[[ Records for processing open ]]
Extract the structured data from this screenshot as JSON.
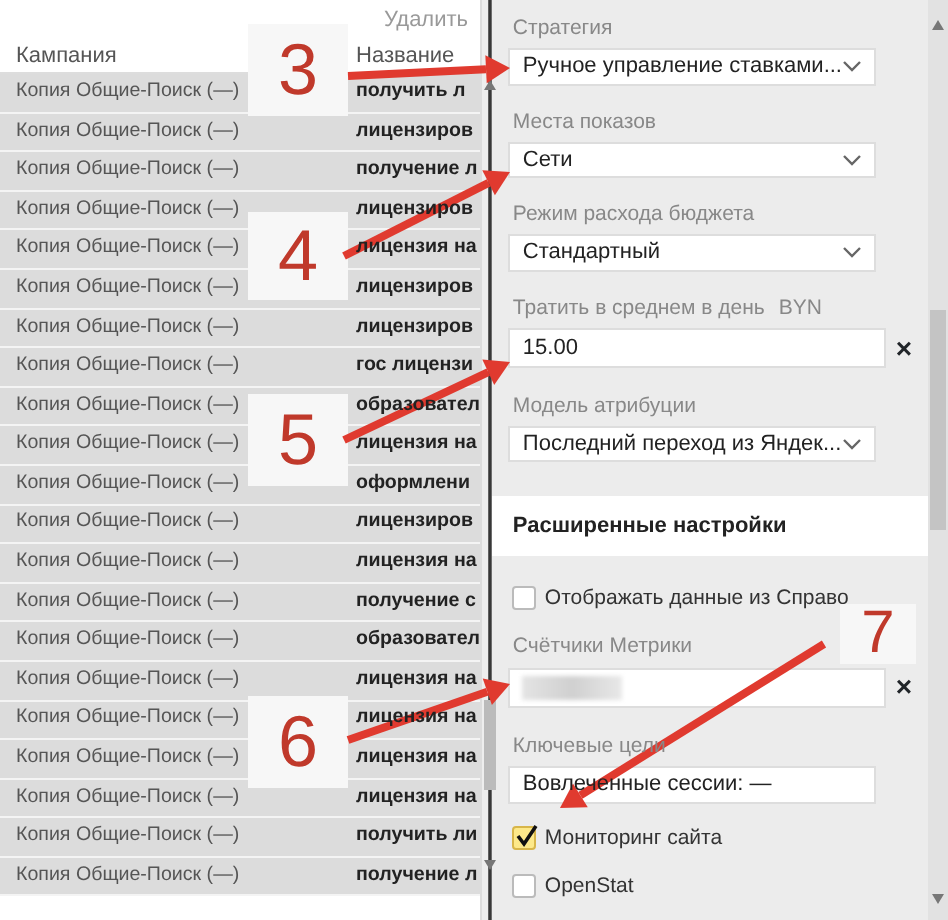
{
  "toolbar": {
    "delete_link": "Удалить"
  },
  "table": {
    "columns": [
      "Кампания",
      "Название"
    ],
    "rows": [
      {
        "campaign": "Копия Общие-Поиск (—)",
        "name": "получить л"
      },
      {
        "campaign": "Копия Общие-Поиск (—)",
        "name": "лицензиров"
      },
      {
        "campaign": "Копия Общие-Поиск (—)",
        "name": "получение л"
      },
      {
        "campaign": "Копия Общие-Поиск (—)",
        "name": "лицензиров"
      },
      {
        "campaign": "Копия Общие-Поиск (—)",
        "name": "лицензия на"
      },
      {
        "campaign": "Копия Общие-Поиск (—)",
        "name": "лицензиров"
      },
      {
        "campaign": "Копия Общие-Поиск (—)",
        "name": "лицензиров"
      },
      {
        "campaign": "Копия Общие-Поиск (—)",
        "name": "гос лицензи"
      },
      {
        "campaign": "Копия Общие-Поиск (—)",
        "name": "образовател"
      },
      {
        "campaign": "Копия Общие-Поиск (—)",
        "name": "лицензия на"
      },
      {
        "campaign": "Копия Общие-Поиск (—)",
        "name": "оформлени"
      },
      {
        "campaign": "Копия Общие-Поиск (—)",
        "name": "лицензиров"
      },
      {
        "campaign": "Копия Общие-Поиск (—)",
        "name": "лицензия на"
      },
      {
        "campaign": "Копия Общие-Поиск (—)",
        "name": "получение с"
      },
      {
        "campaign": "Копия Общие-Поиск (—)",
        "name": "образовател"
      },
      {
        "campaign": "Копия Общие-Поиск (—)",
        "name": "лицензия на"
      },
      {
        "campaign": "Копия Общие-Поиск (—)",
        "name": "лицензия на"
      },
      {
        "campaign": "Копия Общие-Поиск (—)",
        "name": "лицензия на"
      },
      {
        "campaign": "Копия Общие-Поиск (—)",
        "name": "лицензия на"
      },
      {
        "campaign": "Копия Общие-Поиск (—)",
        "name": "получить ли"
      },
      {
        "campaign": "Копия Общие-Поиск (—)",
        "name": "получение л"
      }
    ]
  },
  "settings": {
    "fields": [
      {
        "kind": "select",
        "label": "Стратегия",
        "value": "Ручное управление ставками..."
      },
      {
        "kind": "select",
        "label": "Места показов",
        "value": "Сети"
      },
      {
        "kind": "select",
        "label": "Режим расхода бюджета",
        "value": "Стандартный"
      },
      {
        "kind": "input",
        "label": "Тратить в среднем в день",
        "unit": "BYN",
        "value": "15.00",
        "clear": "×"
      },
      {
        "kind": "select",
        "label": "Модель атрибуции",
        "value": "Последний переход из Яндек..."
      },
      {
        "kind": "section",
        "label": "Расширенные настройки"
      },
      {
        "kind": "checkbox",
        "label": "Отображать данные из Справо",
        "checked": false
      },
      {
        "kind": "redacted",
        "label": "Счётчики Метрики",
        "clear": "×"
      },
      {
        "kind": "text",
        "label": "Ключевые цели",
        "value": "Вовлеченные сессии: —"
      },
      {
        "kind": "checkbox",
        "label": "Мониторинг сайта",
        "checked": true
      },
      {
        "kind": "checkbox",
        "label": "OpenStat",
        "checked": false
      }
    ]
  },
  "annotations": [
    {
      "label": "3"
    },
    {
      "label": "4"
    },
    {
      "label": "5"
    },
    {
      "label": "6"
    },
    {
      "label": "7"
    }
  ]
}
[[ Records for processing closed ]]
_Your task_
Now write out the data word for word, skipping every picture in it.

_Task output_
Extract the structured data from this screenshot as JSON.
{
  "toolbar": {
    "delete_link": "Удалить"
  },
  "table": {
    "columns": [
      "Кампания",
      "Название"
    ],
    "rows": [
      {
        "campaign": "Копия Общие-Поиск (—)",
        "name": "получить л"
      },
      {
        "campaign": "Копия Общие-Поиск (—)",
        "name": "лицензиров"
      },
      {
        "campaign": "Копия Общие-Поиск (—)",
        "name": "получение л"
      },
      {
        "campaign": "Копия Общие-Поиск (—)",
        "name": "лицензиров"
      },
      {
        "campaign": "Копия Общие-Поиск (—)",
        "name": "лицензия на"
      },
      {
        "campaign": "Копия Общие-Поиск (—)",
        "name": "лицензиров"
      },
      {
        "campaign": "Копия Общие-Поиск (—)",
        "name": "лицензиров"
      },
      {
        "campaign": "Копия Общие-Поиск (—)",
        "name": "гос лицензи"
      },
      {
        "campaign": "Копия Общие-Поиск (—)",
        "name": "образовател"
      },
      {
        "campaign": "Копия Общие-Поиск (—)",
        "name": "лицензия на"
      },
      {
        "campaign": "Копия Общие-Поиск (—)",
        "name": "оформлени"
      },
      {
        "campaign": "Копия Общие-Поиск (—)",
        "name": "лицензиров"
      },
      {
        "campaign": "Копия Общие-Поиск (—)",
        "name": "лицензия на"
      },
      {
        "campaign": "Копия Общие-Поиск (—)",
        "name": "получение с"
      },
      {
        "campaign": "Копия Общие-Поиск (—)",
        "name": "образовател"
      },
      {
        "campaign": "Копия Общие-Поиск (—)",
        "name": "лицензия на"
      },
      {
        "campaign": "Копия Общие-Поиск (—)",
        "name": "лицензия на"
      },
      {
        "campaign": "Копия Общие-Поиск (—)",
        "name": "лицензия на"
      },
      {
        "campaign": "Копия Общие-Поиск (—)",
        "name": "лицензия на"
      },
      {
        "campaign": "Копия Общие-Поиск (—)",
        "name": "получить ли"
      },
      {
        "campaign": "Копия Общие-Поиск (—)",
        "name": "получение л"
      }
    ]
  },
  "settings": {
    "fields": [
      {
        "kind": "select",
        "label": "Стратегия",
        "value": "Ручное управление ставками..."
      },
      {
        "kind": "select",
        "label": "Места показов",
        "value": "Сети"
      },
      {
        "kind": "select",
        "label": "Режим расхода бюджета",
        "value": "Стандартный"
      },
      {
        "kind": "input",
        "label": "Тратить в среднем в день",
        "unit": "BYN",
        "value": "15.00",
        "clear": "×"
      },
      {
        "kind": "select",
        "label": "Модель атрибуции",
        "value": "Последний переход из Яндек..."
      },
      {
        "kind": "section",
        "label": "Расширенные настройки"
      },
      {
        "kind": "checkbox",
        "label": "Отображать данные из Справо",
        "checked": false
      },
      {
        "kind": "redacted",
        "label": "Счётчики Метрики",
        "clear": "×"
      },
      {
        "kind": "text",
        "label": "Ключевые цели",
        "value": "Вовлеченные сессии: —"
      },
      {
        "kind": "checkbox",
        "label": "Мониторинг сайта",
        "checked": true
      },
      {
        "kind": "checkbox",
        "label": "OpenStat",
        "checked": false
      }
    ]
  },
  "annotations": [
    {
      "label": "3"
    },
    {
      "label": "4"
    },
    {
      "label": "5"
    },
    {
      "label": "6"
    },
    {
      "label": "7"
    }
  ]
}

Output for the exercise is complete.